The sensitive index of the stock exchange at Mumbai has crossed the 20,000 mark but had not yet exceeded the 21,000 peak that had been touched in January 2008 at the time of writing (October 11). On the one hand, a study by MCX Stock Exchange and Nielsen - the Indian Equity Investors Survey 2010 - indicates that barely 1.4 per cent of the population of the country have invested some proportion of their savings in the stock market, the fact is that the Sensex is zooming because foreign institutional investors have poured more money into Indian stock exchanges than ever before - between January and the first week of October, net inflows by FIIs stood at $20.4 billion or over Rs 90,000 crore, and this figure is expected to cross the magic Rs 100,000 crore mark before the year is over.
Even as Finance Minister Pranab Mukherjee has asserted time and again that the government is not contemplating curbs on capital inflows, other economists have argued that the Indian economy is showing indications of over-heating on account of demand-pull inflation. The IMF has stated: “Among some major emerging economies, capacity constraints are beginning to boost prices… India has seen a sharp rise in inflation.”
That is indeed the huge problem - taming the monster of inflation - for which the government seems to have no solution in sight. Food inflation has been running in double-digits for the better part of the last two years and shows no signs of abating despite frequent claims to the contrary. The last occasion the Prime Minister (the world-famous economist that he is) was asked when inflation would subside, he snapped impatiently at the questioner remarking that he was not an astrologer.
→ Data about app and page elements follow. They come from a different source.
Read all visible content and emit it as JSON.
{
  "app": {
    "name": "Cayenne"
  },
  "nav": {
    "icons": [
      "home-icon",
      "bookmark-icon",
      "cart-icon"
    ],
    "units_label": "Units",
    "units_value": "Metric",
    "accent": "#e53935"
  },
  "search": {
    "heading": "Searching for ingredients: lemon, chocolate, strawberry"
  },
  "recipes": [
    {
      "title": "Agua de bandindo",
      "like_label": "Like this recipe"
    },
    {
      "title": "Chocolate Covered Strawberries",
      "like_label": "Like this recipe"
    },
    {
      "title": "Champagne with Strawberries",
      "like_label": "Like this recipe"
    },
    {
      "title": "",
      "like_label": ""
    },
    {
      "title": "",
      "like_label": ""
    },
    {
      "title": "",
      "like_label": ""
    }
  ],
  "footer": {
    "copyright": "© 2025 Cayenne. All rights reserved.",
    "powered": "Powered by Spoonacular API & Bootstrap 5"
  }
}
On this score at least, those who are paid to be optimistic have stopped saying anything of late since they had put their feet into their mouth a little too often over the last year or so.
The monsoon has been much better than expected. In comparison to the drought that prevailed in 2009 because of which agricultural production hardly grew, there are reasonable expectations that farm output might go up by as much as 4 per cent during the current fiscal year. This, in turn, would provide a fillip to the demand for fast moving consumer goods as well as consumer durables, all of which is good news for the manufacturing sector at a time when the RBI continues to tighten liquidity thereby keeping interest rates hard and high. The question then naturally arises as to why the powers-that-be are failing so miserably in controlling the runaway rise in food prices - which is right now above 16 per cent, according to the government's own revised official Wholesale Price Index (WPI).
The fancy apartments built for the Commonwealth Games were pre-sold. However, the World Bank has estimated that the present housing shortage in the country varies between 20 million and 70 million. The Bank added that between 35 per cent and 45 per cent of India's urban population with monthly incomes ranging between Rs 5,000 and Rs 11,000 do not own homes. While the number of crorepatis in the country rises each year, the latest set of statistics put out by the government estimates the average Indian's annual income at barely Rs 45,000 at current prices, or less than Rs 4,000 a month - an amount that the rich will not think twice before blowing up over a meal in a swank restaurant.